The third theme is System Response. Despite thorough horizon scanning and proactive actions, a system needs to be able to respond to disruptions, especially to unexpected disturbances. Depending on the severity of the disturbance or level of impact on the operation, the response varies. For regular threats or events occurring frequently enough, a port could develop standard response procedures that help contain the failure and continue with the rest of the operation, which follows the principle of robustness. However, for some events, no exact pre-planned response is available and the organization needs to adjust procedures when faced with such a scenario, requiring some level of flexibility. This type of event may have a low probability but potentially catastrophic effects. Resilience in that kind of incident refers to the ability to contain the damage and rebound from the disruption. The response most likely involves multiple stakeholders and an effective governance structure for coordination and communication is essential. Regular training with other organizations strengthens the interface and ensures staff from different parties are used to working together and there is a common workflow understanding. Besides regular and irregular threats, Professor Ron Westrum used “Unexampled Events” as a third category of events. A response to an unexampled event requires an extension of the adaptive capacity to avoid failure. In an event of this category, the organization is trying to avoid losing control and regain some level of stability by shifting to an emergency configuration. In addition, the priority is to restore critical linkages between systems to provide a minimum level of service.

The last of the four resilience themes describes System Change and is linked to bouncing forward and be better prepared for a similar event in the future. Organizations should take the time and reflect on the things that could be improved but also on what worked well to preserve good practices for future events. Learning may include the introduction of new barriers or protocols, changes in procedures, or increasing certain resources. It is vital that learning and updates do not occur in isolation and are shared with other stakeholders as it may influence their way of working. Seemingly improvements to the operation could bring unintended side-effects on different parts of the system. Therefore, a system analysis and risk assessment need to be conducted to ensure a safe implementation of the learning. The System Change theme also includes proactive change that occurs without a disruption taking place. Examples could be the drive for greenhouse gases reduction or long-term adaptation to rising sea levels.

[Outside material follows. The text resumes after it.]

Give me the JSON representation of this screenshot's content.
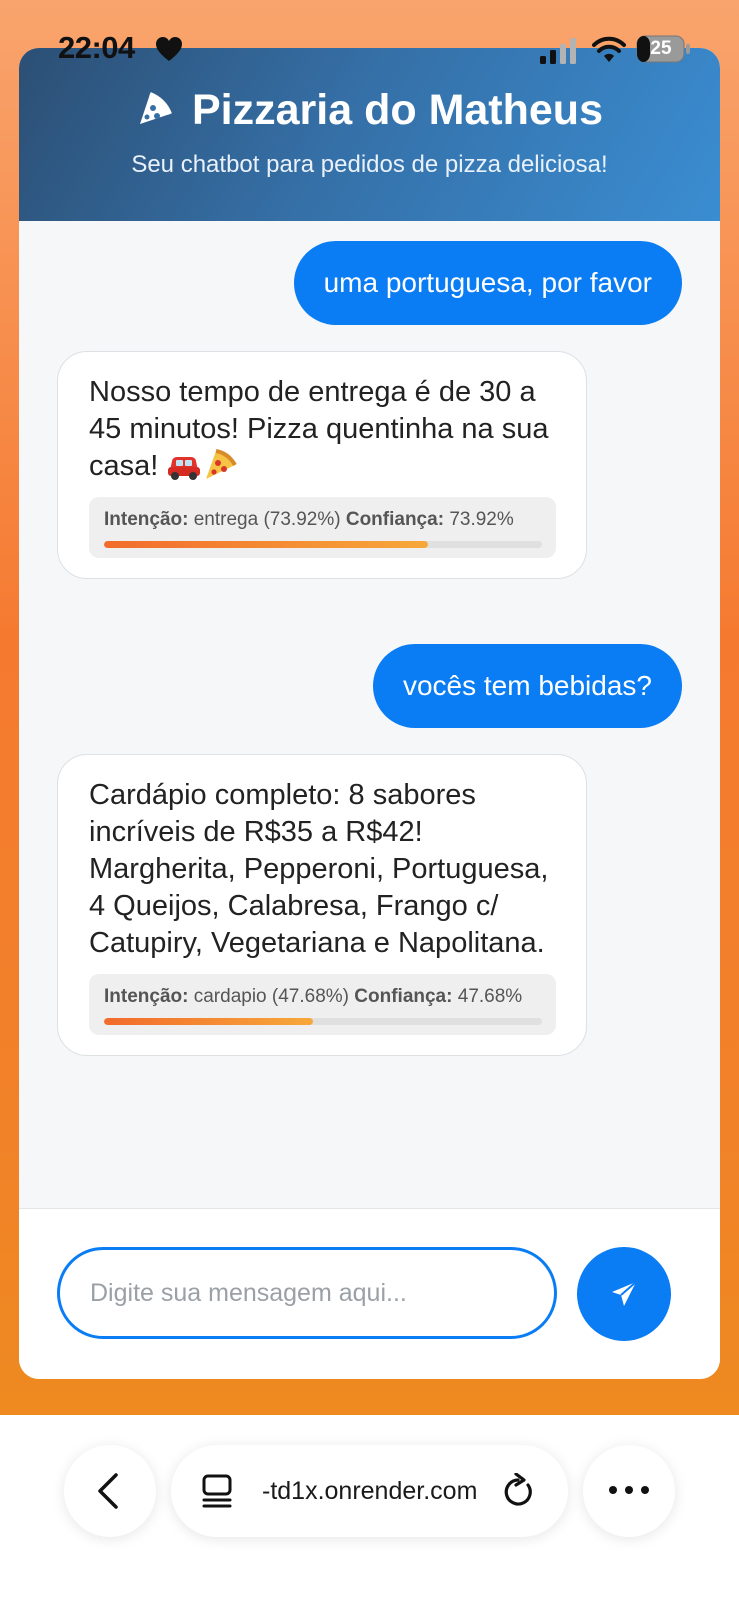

As this short article showed, resilience is a multi-facet concept and the lack of a clear definition may confuse people. However, by breaking down it into themes, and thinking in terms of System Design, System Preparedness, System Response, and System Change, resilience will hopefully become a useful concept. Various tools and principles can support organizations to create the potential for resilience through those four themes. If you have an interest in the subject and want to discuss further, please contact me at f.steinmann@cranfield.ac.uk.